“There are other factors that I think are driving up demands and making buyers more interested in the current market, and there’s just not anywhere near enough inventory to meet that demand,” Davey said.
Davey also said it’s important to have homes at every price point, because if choices are limited, people looking to upgrade will stay in their entry-level homes, decreasing options for renters looking to get into their first home. Davey described the city’s housing market as having a ripple effect through the local economy, affecting not only the city’s efforts to make housing more affordable and the other costs and purchases that come with buying a home, but other economic factors such as recruitment of new employers to the community.
“Housing is such a fundamental issue for any community,” Davey said. “It’s kind of a multi-armed beast in that it reaches into all these different issues that our community faces.”
The letter states that because the process of annexing new lots can take about 18 months, the board believes the city should be proactively planning for the annexation and development of new lots and working with community partners to facilitate the building of additional housing. The board suggests those conversations include the Lawrence Home Builders Association as well as nonprofit agencies in housing.
Davey said the city needed to be proactive about annexing land for new lots if it is to address the shortage. She said a strategic conversation among stakeholders was needed as soon as possible, especially given how long it will take to add new housing to the market.
“We need to be having the conversation about what are the next steps because if (annexations) take 18 months, then we need to be talking about it now,” Davey said. “Because two years from now, we’re going to be running out of places to build.”
Regarding what potential actions the city can take to help the housing shortage, Finkeldei said though he doesn’t think the city should get in the business of speculatively annexing land into the city, there are other actions the city could take. First, he said, the city could have discussions with developers about why there aren’t more annexations. And when it comes to, for example, developing west of Kansas Highway 10, the city could encourage multiple land owners to coordinate their efforts for a large subdivision, so expansion of city utilities and services would be more cost effective.
“That’s a conversation that is certainly worth having,” Finkeldei said. “And how can we time that, how can the city support that, and how does it fit into Plan 2040 so we can see how it all works together?”
Still, Finkeldei said building within the city’s boundaries where annexation and rezoning are not required and infrastructure already exists is the quickest and most cost efficient way to add housing to the community. In the end, he said, both annexations and infill development would likely be needed.
“We need to be sure we’re encouraging those infill lots to be built upon, and if there is something the city can do to encourage that, because that’s a quicker solution,” Finkeldei said. “But I think we do need to look at both.”

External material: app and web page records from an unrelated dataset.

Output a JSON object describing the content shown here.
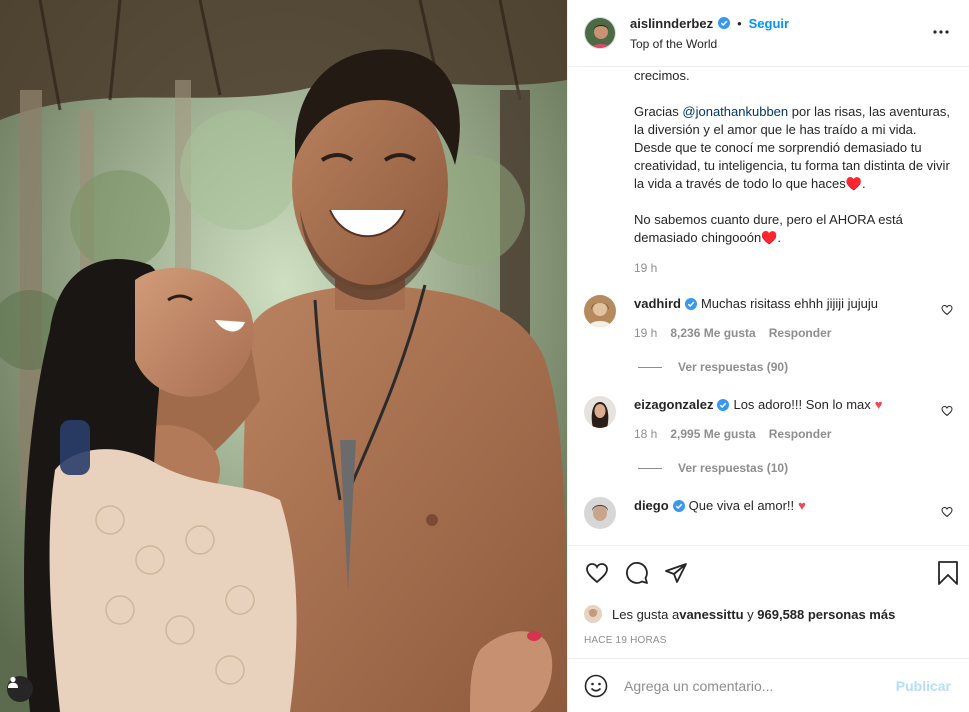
{
  "header": {
    "username": "aislinnderbez",
    "follow_label": "Seguir",
    "location": "Top of the World",
    "separator": "•"
  },
  "caption": {
    "paragraph_fragment": "crecimos.",
    "p2_before": "Gracias ",
    "p2_mention": "@jonathankubben",
    "p2_after": " por las risas, las aventuras, la diversión y el amor que le has traído a mi vida. Desde que te conocí me sorprendió demasiado tu creatividad, tu inteligencia, tu forma tan distinta de vivir la vida a través de todo lo que haces♥️.",
    "p3": "No sabemos cuanto dure, pero el AHORA está demasiado chingooón♥️.",
    "time": "19 h"
  },
  "comments": [
    {
      "user": "vadhird",
      "text": "Muchas risitass ehhh jijiji jujuju",
      "heart": "",
      "time": "19 h",
      "likes": "8,236 Me gusta",
      "reply_label": "Responder",
      "view_replies": "Ver respuestas (90)"
    },
    {
      "user": "eizagonzalez",
      "text": "Los adoro!!! Son lo max",
      "heart": "♥",
      "time": "18 h",
      "likes": "2,995 Me gusta",
      "reply_label": "Responder",
      "view_replies": "Ver respuestas (10)"
    },
    {
      "user": "diego",
      "text": "Que viva el amor!!",
      "heart": "♥"
    }
  ],
  "likes": {
    "prefix": "Les gusta a ",
    "user": "vanessittu",
    "middle": " y ",
    "count": "969,588 personas más"
  },
  "time_ago": "HACE 19 HORAS",
  "add_comment": {
    "placeholder": "Agrega un comentario...",
    "publish_label": "Publicar"
  },
  "icons": {
    "more": "more-horizontal-icon",
    "like": "heart-icon",
    "comment": "comment-icon",
    "share": "paper-plane-icon",
    "save": "bookmark-icon",
    "emoji": "emoji-icon",
    "tag": "user-tag-icon",
    "verified": "verified-badge-icon"
  },
  "colors": {
    "accent": "#0095f6",
    "verified": "#3897f0",
    "heart": "#ed4956",
    "muted": "#8e8e8e"
  }
}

The City Commission has not yet set a date for the meeting to discuss strategies to address the housing shortage, but requested that the topic be included in one of its meetings in April.